Output all records below verbatim.

[Opening Extracted data section]

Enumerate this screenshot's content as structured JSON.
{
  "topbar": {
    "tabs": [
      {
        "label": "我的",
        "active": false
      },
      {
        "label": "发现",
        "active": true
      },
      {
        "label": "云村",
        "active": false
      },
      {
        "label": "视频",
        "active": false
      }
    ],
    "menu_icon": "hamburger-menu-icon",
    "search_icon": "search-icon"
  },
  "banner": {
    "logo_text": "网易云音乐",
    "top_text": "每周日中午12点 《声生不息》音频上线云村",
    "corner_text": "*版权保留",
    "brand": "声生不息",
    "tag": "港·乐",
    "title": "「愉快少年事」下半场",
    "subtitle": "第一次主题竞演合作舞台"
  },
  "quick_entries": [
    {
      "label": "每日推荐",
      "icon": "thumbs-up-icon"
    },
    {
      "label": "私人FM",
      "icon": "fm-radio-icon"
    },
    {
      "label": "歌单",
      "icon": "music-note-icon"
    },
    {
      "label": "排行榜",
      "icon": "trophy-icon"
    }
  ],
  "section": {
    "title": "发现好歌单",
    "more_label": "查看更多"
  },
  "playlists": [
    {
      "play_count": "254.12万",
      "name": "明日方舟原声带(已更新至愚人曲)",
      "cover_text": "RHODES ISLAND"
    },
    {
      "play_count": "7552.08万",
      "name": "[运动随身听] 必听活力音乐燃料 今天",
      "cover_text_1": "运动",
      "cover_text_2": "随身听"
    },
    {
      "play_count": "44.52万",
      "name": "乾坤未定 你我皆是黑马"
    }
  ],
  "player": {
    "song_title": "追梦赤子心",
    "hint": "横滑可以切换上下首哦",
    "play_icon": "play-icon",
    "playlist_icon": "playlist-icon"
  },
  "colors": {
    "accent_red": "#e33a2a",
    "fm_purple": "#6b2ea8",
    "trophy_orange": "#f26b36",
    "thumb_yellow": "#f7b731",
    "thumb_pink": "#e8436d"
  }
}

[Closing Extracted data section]

■ Output of the task
Enumerate this screenshot's content as structured JSON.
{
  "topbar": {
    "tabs": [
      {
        "label": "我的",
        "active": false
      },
      {
        "label": "发现",
        "active": true
      },
      {
        "label": "云村",
        "active": false
      },
      {
        "label": "视频",
        "active": false
      }
    ],
    "menu_icon": "hamburger-menu-icon",
    "search_icon": "search-icon"
  },
  "banner": {
    "logo_text": "网易云音乐",
    "top_text": "每周日中午12点 《声生不息》音频上线云村",
    "corner_text": "*版权保留",
    "brand": "声生不息",
    "tag": "港·乐",
    "title": "「愉快少年事」下半场",
    "subtitle": "第一次主题竞演合作舞台"
  },
  "quick_entries": [
    {
      "label": "每日推荐",
      "icon": "thumbs-up-icon"
    },
    {
      "label": "私人FM",
      "icon": "fm-radio-icon"
    },
    {
      "label": "歌单",
      "icon": "music-note-icon"
    },
    {
      "label": "排行榜",
      "icon": "trophy-icon"
    }
  ],
  "section": {
    "title": "发现好歌单",
    "more_label": "查看更多"
  },
  "playlists": [
    {
      "play_count": "254.12万",
      "name": "明日方舟原声带(已更新至愚人曲)",
      "cover_text": "RHODES ISLAND"
    },
    {
      "play_count": "7552.08万",
      "name": "[运动随身听] 必听活力音乐燃料 今天",
      "cover_text_1": "运动",
      "cover_text_2": "随身听"
    },
    {
      "play_count": "44.52万",
      "name": "乾坤未定 你我皆是黑马"
    }
  ],
  "player": {
    "song_title": "追梦赤子心",
    "hint": "横滑可以切换上下首哦",
    "play_icon": "play-icon",
    "playlist_icon": "playlist-icon"
  },
  "colors": {
    "accent_red": "#e33a2a",
    "fm_purple": "#6b2ea8",
    "trophy_orange": "#f26b36",
    "thumb_yellow": "#f7b731",
    "thumb_pink": "#e8436d"
  }
}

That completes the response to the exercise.